The Adjusted Close prices account for corporate actions like dividends, splits, spin offs, or issuing more shares. These are actions of the individual companies in the S&P 500 fund, and the fund simply reflects the total. Some of these adjustment reasons affect all prior prices in the history. Here is a link to the math of Adjusted Close. Also many other pages about Adjusted Close are found at Google. These clearly explain that dividends drop the share price equally. Again, this is a known fact, and if a nonbeliever, I suggest seeing Google discussions about closing price adjustments.

The share price drop of a small dividend is hard to notice in the numbers, but a large dividend (perhaps only paid once a year in December) can drop your favorite stock price enough to take your breath away. :) But that price drop simply means that the dividend was paid. If you reinvest the dividend, you will still have the same value, and a few more shares. There is no devious plan doing this. The companies value does drop by the paid out dividend, which might be $Billions for them. But this is really just market action, since the stock no longer promises to pay the dividend already received by the owners, and new buyers will not bid higher to include it. True of every stock and fund that pays a dividend (and even bond funds paying interest). Any dividend lowers the price that day, so the dividend is Not income on that day. But dividend reinvestment does add a few shares (often four times each year) which certainly increases compounding of future gains.

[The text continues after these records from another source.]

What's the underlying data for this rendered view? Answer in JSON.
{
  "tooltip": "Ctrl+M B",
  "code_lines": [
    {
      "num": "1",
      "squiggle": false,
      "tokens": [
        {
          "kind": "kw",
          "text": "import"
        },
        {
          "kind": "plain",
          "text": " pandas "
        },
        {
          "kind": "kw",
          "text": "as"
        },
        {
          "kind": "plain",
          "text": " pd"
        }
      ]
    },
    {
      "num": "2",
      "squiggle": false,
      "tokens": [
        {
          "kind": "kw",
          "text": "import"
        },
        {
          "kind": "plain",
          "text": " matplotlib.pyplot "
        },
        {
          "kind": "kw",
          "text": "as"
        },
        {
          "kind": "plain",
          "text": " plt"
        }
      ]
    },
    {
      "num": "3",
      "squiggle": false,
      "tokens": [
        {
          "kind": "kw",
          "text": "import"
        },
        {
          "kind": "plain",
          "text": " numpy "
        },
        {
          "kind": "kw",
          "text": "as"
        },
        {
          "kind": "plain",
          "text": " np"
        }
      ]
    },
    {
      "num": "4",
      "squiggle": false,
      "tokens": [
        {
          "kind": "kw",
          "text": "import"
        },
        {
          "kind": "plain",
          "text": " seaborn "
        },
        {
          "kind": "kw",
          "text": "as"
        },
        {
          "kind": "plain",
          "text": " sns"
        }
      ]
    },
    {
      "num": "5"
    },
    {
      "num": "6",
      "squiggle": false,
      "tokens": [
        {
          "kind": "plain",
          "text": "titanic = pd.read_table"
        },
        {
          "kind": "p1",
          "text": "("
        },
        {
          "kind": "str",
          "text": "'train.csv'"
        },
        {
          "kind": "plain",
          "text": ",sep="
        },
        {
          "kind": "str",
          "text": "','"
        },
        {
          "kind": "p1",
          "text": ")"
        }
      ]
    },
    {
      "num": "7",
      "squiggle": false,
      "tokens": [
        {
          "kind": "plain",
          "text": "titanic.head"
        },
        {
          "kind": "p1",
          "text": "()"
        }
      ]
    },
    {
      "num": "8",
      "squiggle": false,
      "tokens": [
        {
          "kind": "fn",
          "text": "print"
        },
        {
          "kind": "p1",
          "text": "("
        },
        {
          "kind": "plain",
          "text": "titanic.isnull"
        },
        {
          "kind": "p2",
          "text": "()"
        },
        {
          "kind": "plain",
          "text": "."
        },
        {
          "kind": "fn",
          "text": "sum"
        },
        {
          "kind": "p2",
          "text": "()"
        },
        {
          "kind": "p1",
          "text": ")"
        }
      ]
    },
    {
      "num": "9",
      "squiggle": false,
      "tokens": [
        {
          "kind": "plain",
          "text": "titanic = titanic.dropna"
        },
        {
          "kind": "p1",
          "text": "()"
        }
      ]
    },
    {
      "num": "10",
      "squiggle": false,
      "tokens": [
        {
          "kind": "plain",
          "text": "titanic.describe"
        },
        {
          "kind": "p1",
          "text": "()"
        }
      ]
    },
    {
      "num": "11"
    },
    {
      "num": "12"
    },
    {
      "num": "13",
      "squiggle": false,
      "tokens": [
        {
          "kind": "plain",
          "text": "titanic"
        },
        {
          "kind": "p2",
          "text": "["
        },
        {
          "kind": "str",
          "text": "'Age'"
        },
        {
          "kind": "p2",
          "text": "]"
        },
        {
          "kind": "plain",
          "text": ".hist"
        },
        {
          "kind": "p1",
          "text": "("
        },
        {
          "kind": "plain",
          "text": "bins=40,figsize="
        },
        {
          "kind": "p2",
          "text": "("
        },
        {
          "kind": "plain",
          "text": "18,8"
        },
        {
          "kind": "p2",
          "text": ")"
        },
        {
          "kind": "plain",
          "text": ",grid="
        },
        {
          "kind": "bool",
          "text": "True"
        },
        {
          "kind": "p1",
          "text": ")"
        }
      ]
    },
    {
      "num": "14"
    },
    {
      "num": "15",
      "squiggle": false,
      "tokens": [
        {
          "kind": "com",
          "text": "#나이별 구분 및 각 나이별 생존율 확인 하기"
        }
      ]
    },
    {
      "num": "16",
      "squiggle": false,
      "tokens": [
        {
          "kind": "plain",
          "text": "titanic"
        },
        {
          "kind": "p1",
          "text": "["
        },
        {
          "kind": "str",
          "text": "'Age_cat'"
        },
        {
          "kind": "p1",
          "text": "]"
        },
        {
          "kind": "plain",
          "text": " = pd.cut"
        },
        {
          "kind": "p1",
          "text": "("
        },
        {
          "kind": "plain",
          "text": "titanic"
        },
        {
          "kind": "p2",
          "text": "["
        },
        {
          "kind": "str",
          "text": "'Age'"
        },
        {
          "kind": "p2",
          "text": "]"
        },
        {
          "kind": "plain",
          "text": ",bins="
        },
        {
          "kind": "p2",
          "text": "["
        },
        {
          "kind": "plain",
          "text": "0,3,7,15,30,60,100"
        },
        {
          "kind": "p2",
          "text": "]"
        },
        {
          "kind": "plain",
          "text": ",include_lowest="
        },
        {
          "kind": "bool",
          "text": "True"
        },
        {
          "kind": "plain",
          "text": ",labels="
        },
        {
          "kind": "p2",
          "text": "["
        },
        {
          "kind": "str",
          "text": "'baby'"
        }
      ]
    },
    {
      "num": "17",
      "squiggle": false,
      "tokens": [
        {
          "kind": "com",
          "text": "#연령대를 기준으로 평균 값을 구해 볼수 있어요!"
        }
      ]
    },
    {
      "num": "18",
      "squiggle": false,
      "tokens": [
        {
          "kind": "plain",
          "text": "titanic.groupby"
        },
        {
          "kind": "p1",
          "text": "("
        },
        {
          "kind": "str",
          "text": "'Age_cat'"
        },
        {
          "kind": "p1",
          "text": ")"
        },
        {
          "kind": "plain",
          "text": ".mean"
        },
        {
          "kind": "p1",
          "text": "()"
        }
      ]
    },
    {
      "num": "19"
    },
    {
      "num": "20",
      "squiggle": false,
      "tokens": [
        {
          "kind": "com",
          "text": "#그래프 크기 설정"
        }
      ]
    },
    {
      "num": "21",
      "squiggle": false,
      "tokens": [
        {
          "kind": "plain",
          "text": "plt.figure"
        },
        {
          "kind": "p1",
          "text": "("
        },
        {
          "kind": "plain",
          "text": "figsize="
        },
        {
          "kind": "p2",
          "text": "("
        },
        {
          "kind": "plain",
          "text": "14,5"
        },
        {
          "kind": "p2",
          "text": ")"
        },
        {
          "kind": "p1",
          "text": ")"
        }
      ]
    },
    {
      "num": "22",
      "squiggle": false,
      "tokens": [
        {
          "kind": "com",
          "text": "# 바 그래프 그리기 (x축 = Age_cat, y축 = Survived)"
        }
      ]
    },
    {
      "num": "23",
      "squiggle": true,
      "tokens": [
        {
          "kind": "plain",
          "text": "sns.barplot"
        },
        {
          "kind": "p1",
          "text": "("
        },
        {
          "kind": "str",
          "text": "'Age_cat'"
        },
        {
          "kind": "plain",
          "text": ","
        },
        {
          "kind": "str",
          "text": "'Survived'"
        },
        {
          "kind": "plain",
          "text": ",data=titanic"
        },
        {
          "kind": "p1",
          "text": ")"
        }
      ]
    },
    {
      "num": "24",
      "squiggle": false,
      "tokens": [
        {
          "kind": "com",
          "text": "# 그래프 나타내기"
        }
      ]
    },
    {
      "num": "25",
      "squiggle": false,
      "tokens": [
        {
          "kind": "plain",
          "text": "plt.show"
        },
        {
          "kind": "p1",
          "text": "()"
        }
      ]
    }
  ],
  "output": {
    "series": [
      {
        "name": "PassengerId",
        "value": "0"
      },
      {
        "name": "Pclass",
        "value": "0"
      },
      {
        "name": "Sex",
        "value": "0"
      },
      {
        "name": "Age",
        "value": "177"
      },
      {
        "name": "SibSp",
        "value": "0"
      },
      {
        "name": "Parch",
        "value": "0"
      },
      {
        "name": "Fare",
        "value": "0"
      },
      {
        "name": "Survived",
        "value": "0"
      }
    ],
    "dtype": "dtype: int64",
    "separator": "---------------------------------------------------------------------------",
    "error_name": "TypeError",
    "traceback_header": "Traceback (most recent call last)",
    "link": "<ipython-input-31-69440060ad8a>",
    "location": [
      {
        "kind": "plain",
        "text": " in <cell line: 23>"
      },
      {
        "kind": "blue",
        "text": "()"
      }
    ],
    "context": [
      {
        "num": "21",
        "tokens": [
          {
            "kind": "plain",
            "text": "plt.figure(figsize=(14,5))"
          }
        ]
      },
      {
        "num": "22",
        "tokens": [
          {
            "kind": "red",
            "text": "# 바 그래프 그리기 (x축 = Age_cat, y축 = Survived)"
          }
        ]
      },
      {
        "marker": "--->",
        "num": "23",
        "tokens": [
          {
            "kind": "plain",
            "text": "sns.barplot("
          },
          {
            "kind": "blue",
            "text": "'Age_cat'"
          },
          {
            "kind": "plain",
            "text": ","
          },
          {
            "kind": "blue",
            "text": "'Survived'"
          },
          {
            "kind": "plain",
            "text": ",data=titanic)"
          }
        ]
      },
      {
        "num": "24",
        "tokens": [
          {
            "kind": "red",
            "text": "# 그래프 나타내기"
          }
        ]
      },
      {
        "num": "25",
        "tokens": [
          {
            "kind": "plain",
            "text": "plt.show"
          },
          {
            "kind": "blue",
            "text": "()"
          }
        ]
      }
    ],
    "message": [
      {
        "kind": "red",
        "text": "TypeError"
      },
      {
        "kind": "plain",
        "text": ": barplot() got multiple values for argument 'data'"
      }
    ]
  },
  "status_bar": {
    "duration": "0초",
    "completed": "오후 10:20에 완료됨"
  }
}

Dividends are confusing. The term "dividend" causes beginners to imagine stock dividends are income like bank interest, but these are Not the same thing. Yes, the bank interest is added to the bank account balance, and the price of a dollar does not change, and that is income (such as the low interest rates are today).

Stock dividend dollars are also added to the fund account (as cash), however then the dividend value is subtracted by immediately dropping the stock or fund share price equally. So it is Not income on that day, the overall value is still exactly the same. Any withdrawal (dividends or otherwise) simply reduces the fund value.

But if the dividend is reinvested buying more shares, it remains still the same fund value tonight (with more shares at a lower price, computing exactly the previous value). But then the greater number of invested shares will have significantly greater future compounded gains over the next years. Reinvested dividends become highly valuable, but just Not on that first day.

Copyright © 2021 by Wayne Fulton - All rights are reserved.

Previous Menu